The decision contains a few real achievements for Netanyahu, too. No official freeze on construction in the settlements was made. On the face of it, no limits were set to building in the Jewish neighborhoods over the Green Line in Jerusalem and no distinction has been made between construction in the settlement blocs and in the isolated settlements. Without all this, it would have been difficult, if not impossible for Netanyahu to pass the "Zambish Test," named after the secretary-general of the hands-on settlement arm of the Yesha Council, and have his coalition greenlight the new policy.   

In addition, the White House demanded Netanyahu to return to the understandings between U.S. President George W. Bush and Prime Minister Ariel Sharon, in which settlers will build only within the already built-up areas of the settlements. Netanyahu refused, mostly because of the fact that within these built-up areas there is almost no available land left. Netanyahu succeeded in the end in setting a policy of a "lite" version of the Bush-Sharon understandings, in which it will be possible to build as needed alongside the built-up areas, and in doing so expand not just the number of residents in the settlements but also their area.

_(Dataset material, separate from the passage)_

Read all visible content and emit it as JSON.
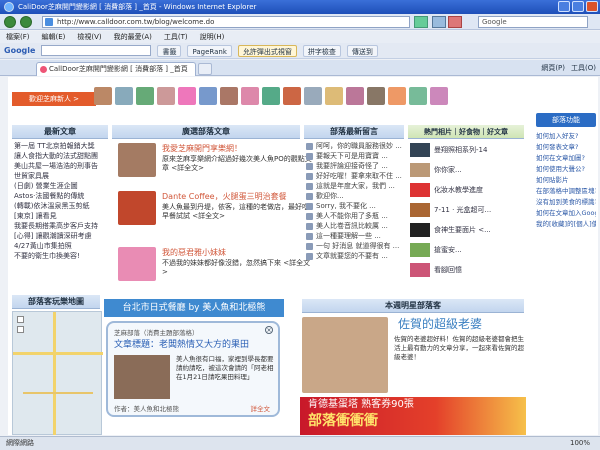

Conversely, the new policy will not allow the annexation of settlements to Israel, won't allow construction in the controversial E1 area connecting Ma'aleh Adumim to Jerusalem, or allow the legalization of unauthorized outposts and turning them into new settlements.  Netanyahu may have received tacit agreement from the Trump administration for the construction of a new settlement for the Amona evacuees, but while building this new settlement will take at the very least a year, the restrictions on construction will take effect Sunday morning.

Dangerous ambiguity

The extent of construction on the ground will be set according to the interpretation that the White House and Prime Minister's Office give to the new policy. The security cabinet decision is ambiguous enough to allow Netanyahu to build quite a bit if he wants to, or not to build almost at all should the White House so desire. But this ambiguity could turn out to be a double-edged sword: Differing interpretations of the policy by the Israelis and Americans, or a construction tender issued at a sensitive time (as has happened more than once in the past) could quickly lead to a crisis in expectations and a head-on collision between the two parties.

The main weakness of the new settlement policy is that it is not at all clear whether it advances the restarting of the peace process by so much as an inch. For the Palestinians and for Arab nations, the restrictions imposed by the Israeli government on settlement construction do not even reach the bare minimum that would allow negotiations to resume. 

It can be assumed that Egyptian President Abdel-Fattah al-Sissi, Jordan's King Abdullah II and Palestinian President Mahmoud Abbas will all meet with Trump in the White House over the next two weeks, and will tell him this clearly. Trump has shown so far that he has succeeded in deterring Netanyahu and Bennett in such a way that they have agreed to limit construction in the settlements. The question is whether he will succeed in deterring Abbas too or provide him with an incentive to renew the peace talks. If not, it is definitely possible that Trump will come back to Netanyahu and demand another round of concessions.